**Brief:** Copy the listing below exactly, but skip the pictures.

**Input records:**
------------------------

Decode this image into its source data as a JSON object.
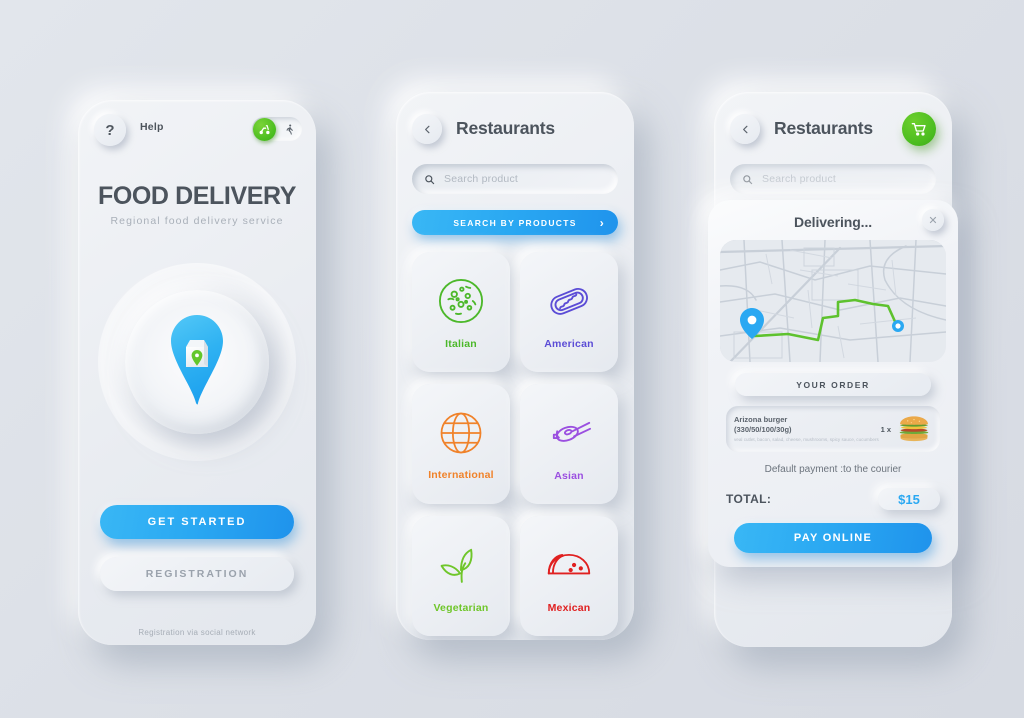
{
  "colors": {
    "accent_blue": "#2aa8f2",
    "accent_green": "#4cbd20",
    "text_dark": "#4c545d",
    "text_muted": "#a9b0b9",
    "bg": "#dde1e7"
  },
  "screen1": {
    "help_icon": "question-mark-icon",
    "help_label": "Help",
    "toggle": {
      "left_icon": "scooter-icon",
      "right_icon": "walking-person-icon",
      "state": "left"
    },
    "title": "FOOD DELIVERY",
    "subtitle": "Regional  food  delivery service",
    "hero_icon": "map-pin-food-bag-icon",
    "primary_button": "GET  STARTED",
    "secondary_button": "REGISTRATION",
    "footer_note": "Registration via social network"
  },
  "screen2": {
    "back_icon": "chevron-left-icon",
    "title": "Restaurants",
    "search": {
      "icon": "search-icon",
      "placeholder": "Search product",
      "value": ""
    },
    "search_products_button": "SEARCH BY PRODUCTS",
    "search_products_chevron": "chevron-right-icon",
    "categories": [
      {
        "label": "Italian",
        "icon": "pizza-icon",
        "color": "#4cb82a"
      },
      {
        "label": "American",
        "icon": "hotdog-icon",
        "color": "#5b4cd6"
      },
      {
        "label": "International",
        "icon": "globe-icon",
        "color": "#f0822a"
      },
      {
        "label": "Asian",
        "icon": "sushi-rolls-icon",
        "color": "#9b4fe0"
      },
      {
        "label": "Vegetarian",
        "icon": "leaf-sprout-icon",
        "color": "#6fc62a"
      },
      {
        "label": "Mexican",
        "icon": "taco-icon",
        "color": "#e02020"
      }
    ]
  },
  "screen3": {
    "back_icon": "chevron-left-icon",
    "title": "Restaurants",
    "cart_icon": "shopping-cart-icon",
    "search": {
      "icon": "search-icon",
      "placeholder": "Search product",
      "value": ""
    },
    "panel": {
      "title": "Delivering...",
      "close_icon": "close-x-icon",
      "map": {
        "pin_icon": "map-pin-icon",
        "destination_icon": "destination-dot-icon",
        "route_color": "#5ec22e"
      },
      "order_header_button": "YOUR ORDER",
      "order_item": {
        "name": "Arizona burger",
        "weights": "(330/50/100/30g)",
        "ingredients": "veal cutlet, bacon, salad, cheese, mushrooms, spicy sauce, cucumbers",
        "quantity": "1 x",
        "image": "burger-photo"
      },
      "payment_note": "Default payment :to the courier",
      "total_label": "TOTAL:",
      "total_value": "$15",
      "pay_button": "PAY ONLINE"
    }
  }
}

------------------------

**Problem solution:**
Decode this image into its source data as a JSON object.
{
  "colors": {
    "accent_blue": "#2aa8f2",
    "accent_green": "#4cbd20",
    "text_dark": "#4c545d",
    "text_muted": "#a9b0b9",
    "bg": "#dde1e7"
  },
  "screen1": {
    "help_icon": "question-mark-icon",
    "help_label": "Help",
    "toggle": {
      "left_icon": "scooter-icon",
      "right_icon": "walking-person-icon",
      "state": "left"
    },
    "title": "FOOD DELIVERY",
    "subtitle": "Regional  food  delivery service",
    "hero_icon": "map-pin-food-bag-icon",
    "primary_button": "GET  STARTED",
    "secondary_button": "REGISTRATION",
    "footer_note": "Registration via social network"
  },
  "screen2": {
    "back_icon": "chevron-left-icon",
    "title": "Restaurants",
    "search": {
      "icon": "search-icon",
      "placeholder": "Search product",
      "value": ""
    },
    "search_products_button": "SEARCH BY PRODUCTS",
    "search_products_chevron": "chevron-right-icon",
    "categories": [
      {
        "label": "Italian",
        "icon": "pizza-icon",
        "color": "#4cb82a"
      },
      {
        "label": "American",
        "icon": "hotdog-icon",
        "color": "#5b4cd6"
      },
      {
        "label": "International",
        "icon": "globe-icon",
        "color": "#f0822a"
      },
      {
        "label": "Asian",
        "icon": "sushi-rolls-icon",
        "color": "#9b4fe0"
      },
      {
        "label": "Vegetarian",
        "icon": "leaf-sprout-icon",
        "color": "#6fc62a"
      },
      {
        "label": "Mexican",
        "icon": "taco-icon",
        "color": "#e02020"
      }
    ]
  },
  "screen3": {
    "back_icon": "chevron-left-icon",
    "title": "Restaurants",
    "cart_icon": "shopping-cart-icon",
    "search": {
      "icon": "search-icon",
      "placeholder": "Search product",
      "value": ""
    },
    "panel": {
      "title": "Delivering...",
      "close_icon": "close-x-icon",
      "map": {
        "pin_icon": "map-pin-icon",
        "destination_icon": "destination-dot-icon",
        "route_color": "#5ec22e"
      },
      "order_header_button": "YOUR ORDER",
      "order_item": {
        "name": "Arizona burger",
        "weights": "(330/50/100/30g)",
        "ingredients": "veal cutlet, bacon, salad, cheese, mushrooms, spicy sauce, cucumbers",
        "quantity": "1 x",
        "image": "burger-photo"
      },
      "payment_note": "Default payment :to the courier",
      "total_label": "TOTAL:",
      "total_value": "$15",
      "pay_button": "PAY ONLINE"
    }
  }
}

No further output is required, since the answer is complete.